*** Opening DATASET CONTENT ***
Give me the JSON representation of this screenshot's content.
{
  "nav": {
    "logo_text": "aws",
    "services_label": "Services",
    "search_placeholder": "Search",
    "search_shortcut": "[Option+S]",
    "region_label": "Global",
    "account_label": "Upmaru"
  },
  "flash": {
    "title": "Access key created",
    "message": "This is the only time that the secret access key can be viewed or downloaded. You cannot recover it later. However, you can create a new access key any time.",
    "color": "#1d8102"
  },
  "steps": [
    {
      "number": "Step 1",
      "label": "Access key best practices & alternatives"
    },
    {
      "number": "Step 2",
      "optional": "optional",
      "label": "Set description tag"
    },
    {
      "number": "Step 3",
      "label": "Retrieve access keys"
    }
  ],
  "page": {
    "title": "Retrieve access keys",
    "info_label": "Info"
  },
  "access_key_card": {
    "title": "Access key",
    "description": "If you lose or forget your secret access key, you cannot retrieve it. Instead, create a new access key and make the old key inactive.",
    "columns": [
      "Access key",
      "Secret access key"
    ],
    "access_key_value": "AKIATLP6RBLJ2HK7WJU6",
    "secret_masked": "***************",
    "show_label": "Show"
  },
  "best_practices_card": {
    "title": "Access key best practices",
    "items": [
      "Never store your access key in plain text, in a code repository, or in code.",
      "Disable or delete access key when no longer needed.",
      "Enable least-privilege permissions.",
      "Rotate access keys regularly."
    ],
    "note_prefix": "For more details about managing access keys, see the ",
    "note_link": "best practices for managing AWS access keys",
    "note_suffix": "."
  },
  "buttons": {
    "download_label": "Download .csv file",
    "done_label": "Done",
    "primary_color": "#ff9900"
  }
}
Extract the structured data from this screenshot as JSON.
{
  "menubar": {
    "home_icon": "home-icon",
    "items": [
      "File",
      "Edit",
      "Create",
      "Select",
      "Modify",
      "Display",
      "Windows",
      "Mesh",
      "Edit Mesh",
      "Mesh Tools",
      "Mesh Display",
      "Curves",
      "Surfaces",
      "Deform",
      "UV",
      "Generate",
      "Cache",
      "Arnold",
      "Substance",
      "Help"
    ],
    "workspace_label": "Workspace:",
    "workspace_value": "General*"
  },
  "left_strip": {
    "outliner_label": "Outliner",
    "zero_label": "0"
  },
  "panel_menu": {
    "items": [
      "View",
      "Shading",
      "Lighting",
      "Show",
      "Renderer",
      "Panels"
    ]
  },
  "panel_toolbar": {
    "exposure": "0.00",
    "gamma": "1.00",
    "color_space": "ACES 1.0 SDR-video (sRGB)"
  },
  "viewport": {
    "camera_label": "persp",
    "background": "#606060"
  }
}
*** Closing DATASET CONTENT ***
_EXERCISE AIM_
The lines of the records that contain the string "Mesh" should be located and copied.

_YOUR RESPONSE_
      "Mesh",
      "Edit Mesh",
      "Mesh Tools",
      "Mesh Display",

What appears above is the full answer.